**The problem:** Copy every record verbatim. Leave the pictures out.

Top of The input

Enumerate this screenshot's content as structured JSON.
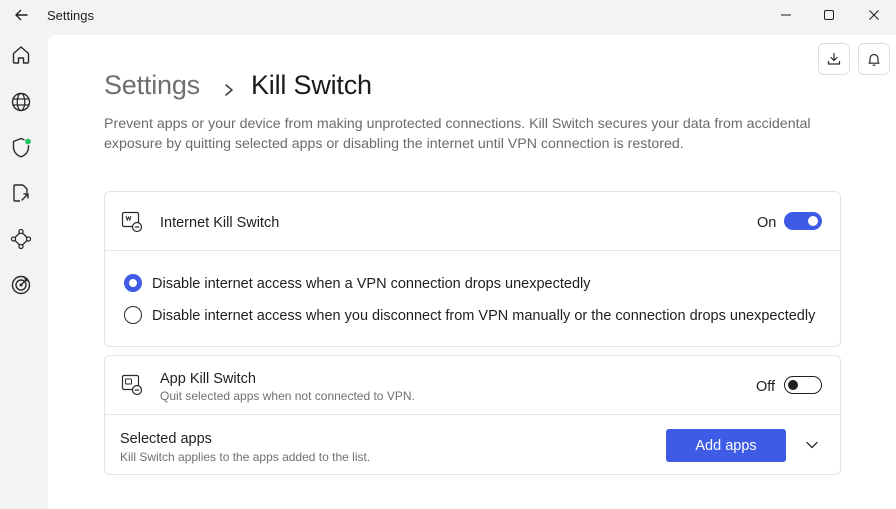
{
  "window": {
    "title": "Settings"
  },
  "breadcrumb": {
    "parent": "Settings",
    "current": "Kill Switch"
  },
  "description": "Prevent apps or your device from making unprotected connections. Kill Switch secures your data from accidental exposure by quitting selected apps or disabling the internet until VPN connection is restored.",
  "internet_kill_switch": {
    "title": "Internet Kill Switch",
    "state_label": "On",
    "enabled": true,
    "options": [
      {
        "label": "Disable internet access when a VPN connection drops unexpectedly",
        "selected": true
      },
      {
        "label": "Disable internet access when you disconnect from VPN manually or the connection drops unexpectedly",
        "selected": false
      }
    ]
  },
  "app_kill_switch": {
    "title": "App Kill Switch",
    "subtitle": "Quit selected apps when not connected to VPN.",
    "state_label": "Off",
    "enabled": false,
    "selected_apps": {
      "title": "Selected apps",
      "subtitle": "Kill Switch applies to the apps added to the list.",
      "button_label": "Add apps"
    }
  },
  "icons": {
    "sidebar": [
      "home-icon",
      "globe-icon",
      "shield-icon",
      "split-tunnel-icon",
      "meshnet-icon",
      "target-icon"
    ],
    "top": [
      "download-icon",
      "bell-icon"
    ]
  },
  "colors": {
    "accent": "#3e5be6",
    "status_dot": "#22c55e"
  }
}
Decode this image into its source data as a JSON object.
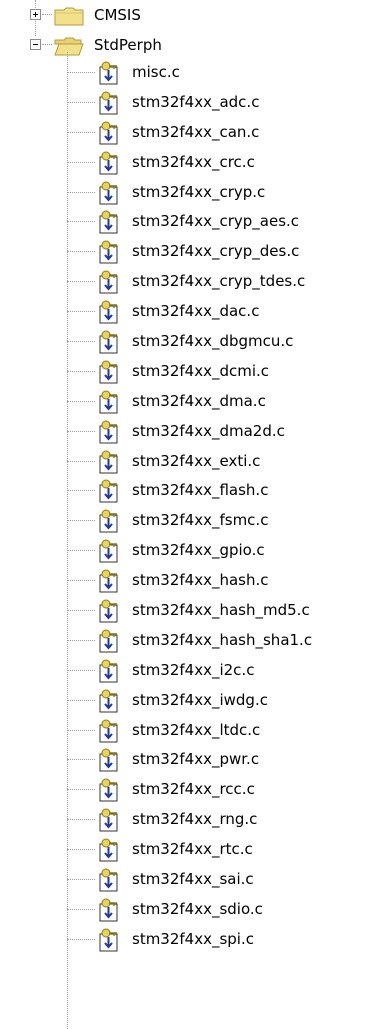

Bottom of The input

**Solution for this problem:**
Enumerate this screenshot's content as structured JSON.
{
  "window": {
    "title": "Settings"
  },
  "breadcrumb": {
    "parent": "Settings",
    "current": "Kill Switch"
  },
  "description": "Prevent apps or your device from making unprotected connections. Kill Switch secures your data from accidental exposure by quitting selected apps or disabling the internet until VPN connection is restored.",
  "internet_kill_switch": {
    "title": "Internet Kill Switch",
    "state_label": "On",
    "enabled": true,
    "options": [
      {
        "label": "Disable internet access when a VPN connection drops unexpectedly",
        "selected": true
      },
      {
        "label": "Disable internet access when you disconnect from VPN manually or the connection drops unexpectedly",
        "selected": false
      }
    ]
  },
  "app_kill_switch": {
    "title": "App Kill Switch",
    "subtitle": "Quit selected apps when not connected to VPN.",
    "state_label": "Off",
    "enabled": false,
    "selected_apps": {
      "title": "Selected apps",
      "subtitle": "Kill Switch applies to the apps added to the list.",
      "button_label": "Add apps"
    }
  },
  "icons": {
    "sidebar": [
      "home-icon",
      "globe-icon",
      "shield-icon",
      "split-tunnel-icon",
      "meshnet-icon",
      "target-icon"
    ],
    "top": [
      "download-icon",
      "bell-icon"
    ]
  },
  "colors": {
    "accent": "#3e5be6",
    "status_dot": "#22c55e"
  }
}
Decode this image into its source data as a JSON object.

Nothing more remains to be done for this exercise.